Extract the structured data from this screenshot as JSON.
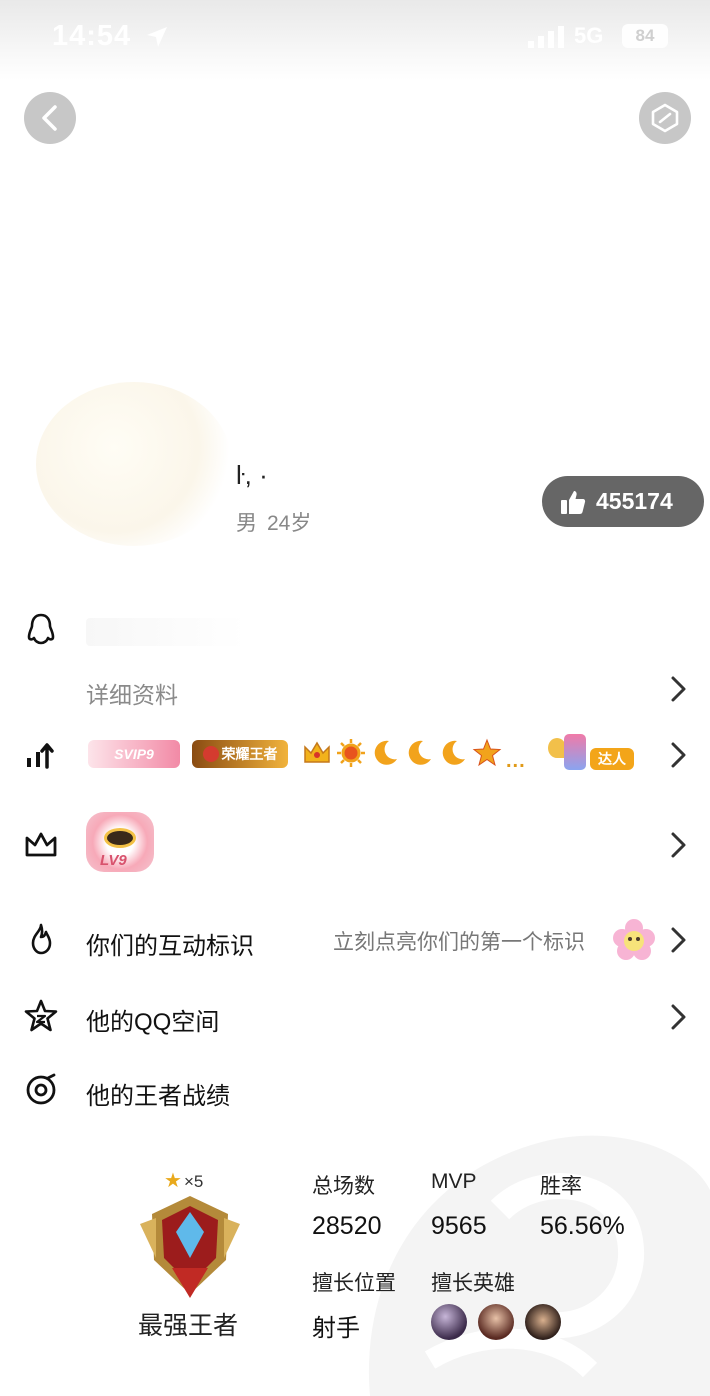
{
  "status_bar": {
    "time": "14:54",
    "network": "5G",
    "battery": "84"
  },
  "profile": {
    "nickname": "ŀ, ·",
    "gender": "男",
    "age": "24岁",
    "likes": "455174"
  },
  "rows": {
    "detail_label": "详细资料",
    "interaction_label": "你们的互动标识",
    "interaction_hint": "立刻点亮你们的第一个标识",
    "qzone_label": "他的QQ空间",
    "game_label": "他的王者战绩"
  },
  "badges": {
    "svip": "SVIP9",
    "glory": "荣耀王者",
    "ellipsis": "...",
    "daren": "达人",
    "lv": "LV9"
  },
  "game": {
    "stars": "×5",
    "rank": "最强王者",
    "total_label": "总场数",
    "total_value": "28520",
    "mvp_label": "MVP",
    "mvp_value": "9565",
    "winrate_label": "胜率",
    "winrate_value": "56.56%",
    "position_label": "擅长位置",
    "position_value": "射手",
    "heroes_label": "擅长英雄"
  },
  "icons": [
    "back-arrow-icon",
    "shield-icon",
    "thumbs-up-icon",
    "penguin-icon",
    "level-up-icon",
    "crown-icon",
    "flame-icon",
    "star-icon",
    "game-target-icon",
    "chevron-right-icon"
  ]
}
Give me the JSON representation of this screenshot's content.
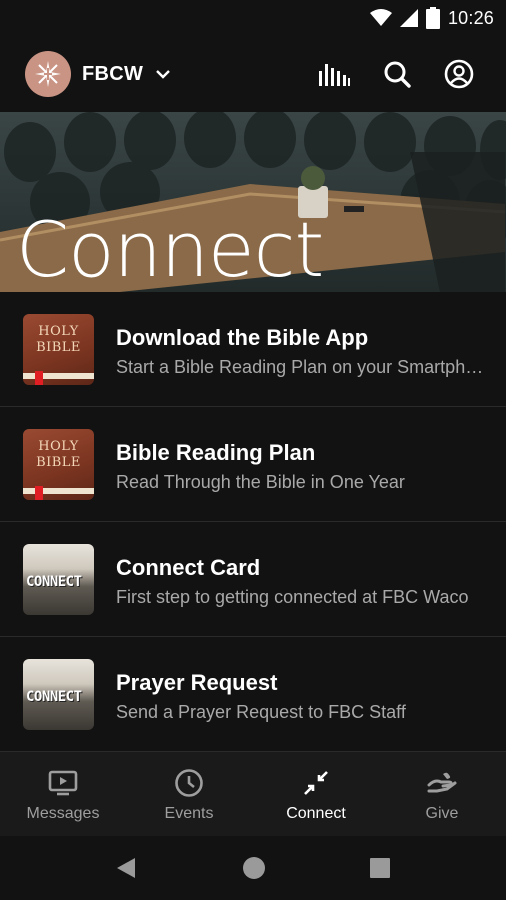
{
  "status_bar": {
    "time": "10:26"
  },
  "header": {
    "org_name": "FBCW",
    "icons": [
      "logo-icon",
      "chevron-down-icon",
      "audio-bars-icon",
      "search-icon",
      "account-icon"
    ]
  },
  "hero": {
    "title": "Connect"
  },
  "items": [
    {
      "title": "Download the Bible App",
      "subtitle": "Start a Bible Reading Plan on your Smartphone",
      "thumb": "bible",
      "thumb_text": [
        "HOLY",
        "BIBLE"
      ]
    },
    {
      "title": "Bible Reading Plan",
      "subtitle": "Read Through the Bible in One Year",
      "thumb": "bible",
      "thumb_text": [
        "HOLY",
        "BIBLE"
      ]
    },
    {
      "title": "Connect Card",
      "subtitle": "First step to getting connected at FBC Waco",
      "thumb": "photo",
      "thumb_text": [
        "CONNECT"
      ]
    },
    {
      "title": "Prayer Request",
      "subtitle": "Send a Prayer Request to FBC Staff",
      "thumb": "photo",
      "thumb_text": [
        "CONNECT"
      ]
    }
  ],
  "bottom_nav": [
    {
      "label": "Messages",
      "icon": "tv-play-icon",
      "active": false
    },
    {
      "label": "Events",
      "icon": "clock-icon",
      "active": false
    },
    {
      "label": "Connect",
      "icon": "arrows-in-icon",
      "active": true
    },
    {
      "label": "Give",
      "icon": "hand-give-icon",
      "active": false
    }
  ],
  "colors": {
    "background": "#121212",
    "logo": "#c99484",
    "subtitle": "#a9a9a9",
    "inactive_nav": "#9e9e9e"
  }
}
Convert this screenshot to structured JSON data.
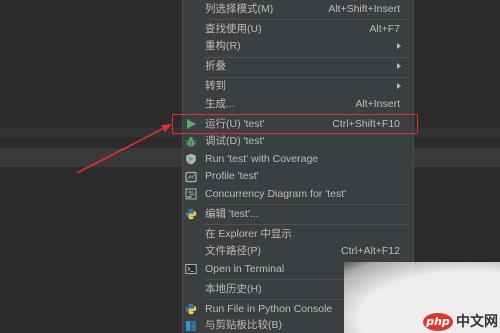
{
  "context_menu": {
    "items": [
      {
        "label": "列选择模式(M)",
        "shortcut": "Alt+Shift+Insert"
      },
      {
        "label": "查找使用(U)",
        "shortcut": "Alt+F7"
      },
      {
        "label": "重构(R)",
        "has_submenu": true
      },
      {
        "label": "折叠",
        "has_submenu": true
      },
      {
        "label": "转到",
        "has_submenu": true
      },
      {
        "label": "生成...",
        "shortcut": "Alt+Insert"
      },
      {
        "label": "运行(U) 'test'",
        "shortcut": "Ctrl+Shift+F10",
        "icon": "run-icon",
        "highlighted": true
      },
      {
        "label": "调试(D) 'test'",
        "icon": "debug-icon"
      },
      {
        "label": "Run 'test' with Coverage",
        "icon": "coverage-icon"
      },
      {
        "label": "Profile 'test'",
        "icon": "profile-icon"
      },
      {
        "label": "Concurrency Diagram for 'test'",
        "icon": "concurrency-diagram-icon"
      },
      {
        "label": "编辑 'test'...",
        "icon": "python-icon"
      },
      {
        "label": "在 Explorer 中显示"
      },
      {
        "label": "文件路径(P)",
        "shortcut": "Ctrl+Alt+F12"
      },
      {
        "label": "Open in Terminal",
        "icon": "terminal-icon"
      },
      {
        "label": "本地历史(H)",
        "has_submenu": true
      },
      {
        "label": "Run File in Python Console",
        "icon": "python-icon"
      },
      {
        "label": "与剪贴板比较(B)",
        "icon": "compare-icon"
      }
    ]
  },
  "watermark": {
    "logo_text": "php",
    "site_text": "中文网"
  },
  "colors": {
    "editor_bg": "#2b2b2b",
    "menu_bg": "#3c3f41",
    "menu_text": "#bbbbbb",
    "annotation_red": "#e0302b",
    "run_green": "#59a869"
  }
}
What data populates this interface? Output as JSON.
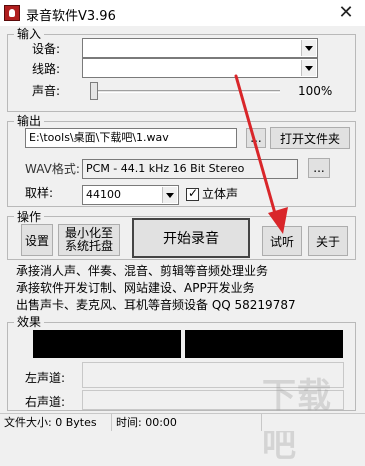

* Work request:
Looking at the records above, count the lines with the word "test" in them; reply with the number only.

* Output for this task:
6